AFTER: Tom’s as much a hero as Tony Williams is for me. And similar to the way Tony kicked the door open to his world of improvising and jazz, Squarepusher did that for me with electronic music. Is this from ’97? In 2000, a friend of mine in college gave me his record Feed Me Weird Things, which was released in ’96. I couldn’t figure it out; I didn’t understand it. But it created this feeling in my body that I knew was special, and I really wanted to learn more about it.

  1. David Virelles
    “Binary” (Antenna, ECM). Los Seres, percussion (“Los Seres is a fictional percussion ensemble, created and programmed by David Virelles”). Recorded in 2016.

BEFORE: Talk about not thinking when they’re playing, in the best way. It sounds like it’s a field recording. Folkloric music from a West African culture would be my guess, with that combination of instruments and tambours and bells. I can’t guess where that’s from, but it’s mysterious in the most beautiful way. Random, but it feels like there’s a center as well.

AFTER: Whoa. So is it a Cuban reference? Beautiful. He manipulated the performances? The bass drum sounded modern when it came in, and I thought, “Oh, is this a modern treatment of the drum?” But it was difficult to know. I think one of the good and bad things about the brain is that it’s always trying to organize, and in this context [it’s] rushing to organize what’s going on. I felt lost in a really joyful way. Really cool.

  1. Mister Barrington
    “P R G” (II, Double Origin). Oli Rockberger, keyboards; Owen Biddle, bass; Zach Danziger, drums, drum machine. Released in 2012.

BEFORE: He’s already been mentioned—Zach Danziger, Mister Barrington. I know the music. It’s the kind of thing where I might have even been in the room when Zach was mixing it. Is it their first album?

The second—a track called “P R G.”

AFTER: Knowing Zach, I’m sure it has some very interesting meaning—he is as funny as he is talented. It’s really difficult to properly give Zack his due because it’s so diverse and so impactful. He’s inexhaustible and always in search of the next thing, to the point where maybe people can’t keep up and maybe that feeds into being underrated. … He has become a great friend, and I’d like to say on the record that for my 30th birthday I curated a night of beat music at [New York City’s] Rockwood Music Hall. I asked Zack to come and do whatever he wanted. That became his first gig with Mister Barrington, so we joke that I get a cut of anything the band does.

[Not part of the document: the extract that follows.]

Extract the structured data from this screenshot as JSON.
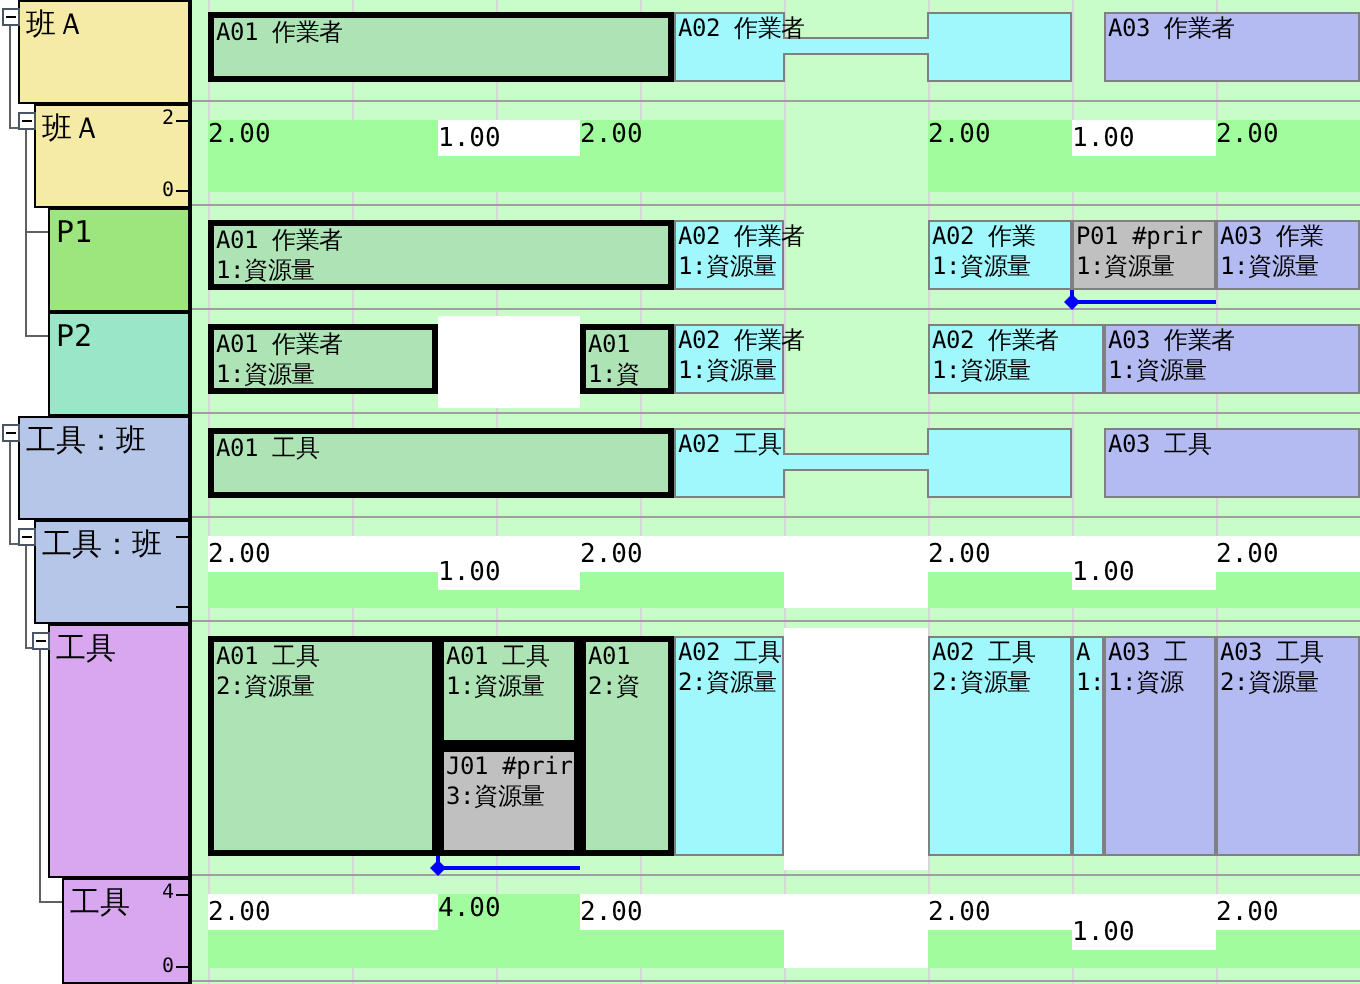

  1. Tony Allen
    “A Night in Tunisia” (A Tribute to Art Blakey and the Jazz Messengers, Blue Note). Allen, drums; Rémi Sciuto, alto and soprano saxophones; Jean-Jacques Elangué, tenor saxophone; Nicolas Giraud, trumpet; Daniel Zimmerman, trombone; Jean Phi Dary, piano; Mathias Allamane, bass. Released in 2017.

BEFORE: Was he playing here yesterday? I went to the zoo with my family so unfortunately I didn’t get to see him. But I have seen him in the past and he’s a master. I heard him in the first bar—Tony Allen. This is the new Blakey tribute right? “A Night in Tunisia.”

Wow. Just the groove. There aren’t that many guys I can name in just one or two measures, but he’s the father of a really important style of music, Afrobeat. With Fela [Kuti], Tony had this unstoppable, I’d say Elvin-Trane type of connection, or like Carlton Barrett and Bob Marley, with what was happening inside the music and with the effect that music then had on the world.

I do remember hearing him talking about trying to dig and dig and dig to find these Blue Note records from the ’60s and hearing Art Blakey. And you think, that’s not necessarily an Art Blakey vocabulary, but there’s as much spirit.


It’s not about press rolls and leaning on the 2 and 4.

No. When Tony plays I get that same feeling in my body as when I hear dub reggae. It’s a technique to simply say what he wants to say and he doesn’t say anything else. It’s difficult to put a blanket statement on such a beautifully detailed genre as Afrobeat, but the grooves he plays, they don’t always sit in the obvious place. And with his touch, you can hear the instrument; you hear the wood and all the vibrations. You can hear the air. I think that’s a beautiful lesson: how the energy doesn’t have to come solely from the physicality. He’s a great example of that.

Originally Published